It is estimated that over 150 vessels were lost, both in the harbors and at sea.
Many were never heard from after sailing. Miles of coastline from Buzzards Bay to Cape Ann were strewn with wreckage. A Boston pilot vessel was smashed against a house in Quincy. The physical appearance of the shoreline was altered by the wind and waves. The snowfall was very deep. Telephone and telegraph lines were down everywhere the storm had hit. Wreckage and bodies from the ill-fated steamer washed ashore along the entire backside of Cape Cod.
The Portland Gale was a storm that struck the coast of New England on November 26 and 27, 1898. The storm formed when two low pressure areas merged off the coast of Virginia and travelled up the coast; at its peak, it produced a storm surge of about ten feet in Cohasset harbor and hurricane-force winds in Nantucket. The storm killed more than 400 persons and sank more than 150 boats and ships. It also changed the course of the North River, separating the Humarock portion of Scituate, Massachusetts, from the rest of Scituate.
On November 26, 1898, the steamship SS Portland left India Wharf in Boston, Massachusetts, for Portland, Maine, on a regularly scheduled run. She never made it to port. None of the 192 passengers and crew survived the massive storm that wreaked havoc on New England's coast — a storm that was later dubbed "the Portland Gale" after the tragic loss of the ship.

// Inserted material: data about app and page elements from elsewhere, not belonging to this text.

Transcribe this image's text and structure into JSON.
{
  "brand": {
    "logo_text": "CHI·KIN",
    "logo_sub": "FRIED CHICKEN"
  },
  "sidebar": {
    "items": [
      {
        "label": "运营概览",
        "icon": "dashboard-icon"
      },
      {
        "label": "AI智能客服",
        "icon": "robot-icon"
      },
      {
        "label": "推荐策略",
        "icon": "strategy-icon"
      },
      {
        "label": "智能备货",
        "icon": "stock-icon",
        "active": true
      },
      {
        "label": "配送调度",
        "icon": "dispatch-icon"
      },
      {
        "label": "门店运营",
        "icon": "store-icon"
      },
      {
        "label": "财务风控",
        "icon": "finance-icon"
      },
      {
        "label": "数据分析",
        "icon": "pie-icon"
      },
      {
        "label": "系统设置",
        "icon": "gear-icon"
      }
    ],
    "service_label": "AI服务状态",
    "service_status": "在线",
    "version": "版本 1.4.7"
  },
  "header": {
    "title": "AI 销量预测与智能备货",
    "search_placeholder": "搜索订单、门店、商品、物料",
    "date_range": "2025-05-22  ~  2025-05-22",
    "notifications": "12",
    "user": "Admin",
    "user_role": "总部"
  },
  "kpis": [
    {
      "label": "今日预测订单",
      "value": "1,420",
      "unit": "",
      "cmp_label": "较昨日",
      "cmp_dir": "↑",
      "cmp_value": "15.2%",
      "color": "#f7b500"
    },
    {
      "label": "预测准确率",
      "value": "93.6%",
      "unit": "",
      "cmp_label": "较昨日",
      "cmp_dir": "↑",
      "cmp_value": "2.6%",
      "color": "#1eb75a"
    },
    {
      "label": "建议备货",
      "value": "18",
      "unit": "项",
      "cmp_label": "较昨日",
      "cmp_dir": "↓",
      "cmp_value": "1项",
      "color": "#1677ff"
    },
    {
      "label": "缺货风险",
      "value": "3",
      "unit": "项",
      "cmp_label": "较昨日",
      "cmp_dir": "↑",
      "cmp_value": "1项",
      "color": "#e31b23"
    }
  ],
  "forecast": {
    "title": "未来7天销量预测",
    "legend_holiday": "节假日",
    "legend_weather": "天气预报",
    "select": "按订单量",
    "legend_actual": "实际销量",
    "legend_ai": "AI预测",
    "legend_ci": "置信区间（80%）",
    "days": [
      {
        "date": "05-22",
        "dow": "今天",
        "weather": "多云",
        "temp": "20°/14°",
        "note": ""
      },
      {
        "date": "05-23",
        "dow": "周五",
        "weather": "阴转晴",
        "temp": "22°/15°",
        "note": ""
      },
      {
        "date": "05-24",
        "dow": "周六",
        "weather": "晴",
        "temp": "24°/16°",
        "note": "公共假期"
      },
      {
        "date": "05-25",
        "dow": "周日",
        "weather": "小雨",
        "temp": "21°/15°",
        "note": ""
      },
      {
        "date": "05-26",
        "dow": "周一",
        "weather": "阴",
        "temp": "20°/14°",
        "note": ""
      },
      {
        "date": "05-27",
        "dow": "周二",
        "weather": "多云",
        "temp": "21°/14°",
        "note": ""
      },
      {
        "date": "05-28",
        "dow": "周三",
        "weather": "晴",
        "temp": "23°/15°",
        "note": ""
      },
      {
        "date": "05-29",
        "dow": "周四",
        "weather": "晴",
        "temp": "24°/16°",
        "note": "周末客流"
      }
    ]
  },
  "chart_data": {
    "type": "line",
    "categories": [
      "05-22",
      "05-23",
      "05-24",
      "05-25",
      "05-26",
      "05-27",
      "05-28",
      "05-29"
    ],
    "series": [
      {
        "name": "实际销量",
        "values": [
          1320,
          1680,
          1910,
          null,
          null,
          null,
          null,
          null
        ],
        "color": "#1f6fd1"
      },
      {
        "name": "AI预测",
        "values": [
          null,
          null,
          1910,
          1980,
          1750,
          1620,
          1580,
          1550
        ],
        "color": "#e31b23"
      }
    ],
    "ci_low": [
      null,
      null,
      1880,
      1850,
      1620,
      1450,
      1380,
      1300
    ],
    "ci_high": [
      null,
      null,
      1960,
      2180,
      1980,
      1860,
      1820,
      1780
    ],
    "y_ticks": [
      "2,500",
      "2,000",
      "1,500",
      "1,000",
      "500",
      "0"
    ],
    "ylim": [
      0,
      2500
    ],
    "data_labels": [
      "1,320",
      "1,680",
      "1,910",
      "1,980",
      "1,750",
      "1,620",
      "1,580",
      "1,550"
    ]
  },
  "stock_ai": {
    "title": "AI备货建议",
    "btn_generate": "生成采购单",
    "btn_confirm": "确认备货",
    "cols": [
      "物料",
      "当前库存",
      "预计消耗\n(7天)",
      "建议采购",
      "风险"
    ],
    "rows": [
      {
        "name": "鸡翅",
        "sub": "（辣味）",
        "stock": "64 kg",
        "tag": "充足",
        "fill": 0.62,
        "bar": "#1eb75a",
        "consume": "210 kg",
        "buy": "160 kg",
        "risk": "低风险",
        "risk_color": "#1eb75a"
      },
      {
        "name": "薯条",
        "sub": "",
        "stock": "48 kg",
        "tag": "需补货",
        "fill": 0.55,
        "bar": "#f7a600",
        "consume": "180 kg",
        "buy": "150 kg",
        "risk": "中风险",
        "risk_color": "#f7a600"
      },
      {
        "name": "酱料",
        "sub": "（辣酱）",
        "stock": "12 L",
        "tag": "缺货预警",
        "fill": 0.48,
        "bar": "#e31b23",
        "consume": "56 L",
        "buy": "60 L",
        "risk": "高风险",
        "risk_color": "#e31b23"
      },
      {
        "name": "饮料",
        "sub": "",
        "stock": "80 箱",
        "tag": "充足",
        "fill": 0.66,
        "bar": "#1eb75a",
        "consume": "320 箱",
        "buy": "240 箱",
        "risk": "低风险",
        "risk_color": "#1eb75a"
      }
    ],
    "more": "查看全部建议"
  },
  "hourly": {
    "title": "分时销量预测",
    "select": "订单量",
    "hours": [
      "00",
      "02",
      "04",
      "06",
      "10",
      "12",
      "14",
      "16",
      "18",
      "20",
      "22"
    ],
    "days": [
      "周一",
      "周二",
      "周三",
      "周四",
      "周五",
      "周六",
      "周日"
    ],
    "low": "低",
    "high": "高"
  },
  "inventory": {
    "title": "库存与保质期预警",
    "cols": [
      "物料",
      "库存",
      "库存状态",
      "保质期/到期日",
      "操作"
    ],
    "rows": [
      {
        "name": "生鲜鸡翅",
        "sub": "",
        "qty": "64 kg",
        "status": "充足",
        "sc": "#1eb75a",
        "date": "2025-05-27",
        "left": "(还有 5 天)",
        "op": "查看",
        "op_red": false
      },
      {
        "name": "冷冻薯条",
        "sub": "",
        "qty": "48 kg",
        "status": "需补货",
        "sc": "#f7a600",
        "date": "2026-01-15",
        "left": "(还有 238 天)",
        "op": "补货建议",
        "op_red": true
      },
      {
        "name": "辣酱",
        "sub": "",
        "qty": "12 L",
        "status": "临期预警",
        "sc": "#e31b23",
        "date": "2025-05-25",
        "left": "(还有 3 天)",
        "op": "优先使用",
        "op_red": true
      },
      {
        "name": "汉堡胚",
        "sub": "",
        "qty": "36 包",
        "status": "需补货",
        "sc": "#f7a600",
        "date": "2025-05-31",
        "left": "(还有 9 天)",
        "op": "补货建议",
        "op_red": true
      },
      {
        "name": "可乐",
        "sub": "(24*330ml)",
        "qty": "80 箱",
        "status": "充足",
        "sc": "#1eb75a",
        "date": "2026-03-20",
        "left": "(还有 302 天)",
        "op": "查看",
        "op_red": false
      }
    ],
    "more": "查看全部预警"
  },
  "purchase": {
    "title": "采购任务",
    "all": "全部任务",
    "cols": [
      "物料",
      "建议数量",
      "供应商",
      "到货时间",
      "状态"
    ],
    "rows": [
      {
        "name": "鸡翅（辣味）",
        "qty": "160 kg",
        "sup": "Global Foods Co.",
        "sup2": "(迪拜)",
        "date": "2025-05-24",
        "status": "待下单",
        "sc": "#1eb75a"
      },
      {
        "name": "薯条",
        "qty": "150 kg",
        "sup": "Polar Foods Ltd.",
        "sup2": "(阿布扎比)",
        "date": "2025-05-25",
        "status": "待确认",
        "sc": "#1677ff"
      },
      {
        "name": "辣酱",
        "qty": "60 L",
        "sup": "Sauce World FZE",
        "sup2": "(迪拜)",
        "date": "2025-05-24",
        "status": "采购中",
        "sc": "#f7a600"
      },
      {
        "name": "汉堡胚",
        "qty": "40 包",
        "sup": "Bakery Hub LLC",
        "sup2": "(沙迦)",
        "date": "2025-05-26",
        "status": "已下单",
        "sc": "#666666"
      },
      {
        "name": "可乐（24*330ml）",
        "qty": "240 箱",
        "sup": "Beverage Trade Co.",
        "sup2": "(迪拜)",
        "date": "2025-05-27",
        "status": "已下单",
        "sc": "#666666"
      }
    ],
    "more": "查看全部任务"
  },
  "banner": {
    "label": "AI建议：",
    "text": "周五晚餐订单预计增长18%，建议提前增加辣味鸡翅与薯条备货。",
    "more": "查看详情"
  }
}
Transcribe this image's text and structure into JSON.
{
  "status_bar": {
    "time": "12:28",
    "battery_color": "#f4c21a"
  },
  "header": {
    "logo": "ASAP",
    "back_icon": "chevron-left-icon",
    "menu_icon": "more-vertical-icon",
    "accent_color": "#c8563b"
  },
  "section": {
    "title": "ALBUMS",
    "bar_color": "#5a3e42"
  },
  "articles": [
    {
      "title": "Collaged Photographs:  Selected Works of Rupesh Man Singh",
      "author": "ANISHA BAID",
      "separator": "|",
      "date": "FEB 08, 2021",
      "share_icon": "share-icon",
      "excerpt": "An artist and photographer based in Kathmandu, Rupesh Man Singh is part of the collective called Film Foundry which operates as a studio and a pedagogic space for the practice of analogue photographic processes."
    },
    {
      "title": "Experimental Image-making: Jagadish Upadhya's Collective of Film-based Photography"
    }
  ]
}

For years, controversy reigned as to the location of the ill-fated ship. In the summer of 2002, Stellwagen Bank National Marine Sanctuary, joined by the National Undersea Research Center at the University of Connecticut (UConn), solved the mystery surrounding the Portland's location. Using data from American Underwater Search and Survey, they brought back images from the sea floor that conclusively identified the remains of the steamship Portland.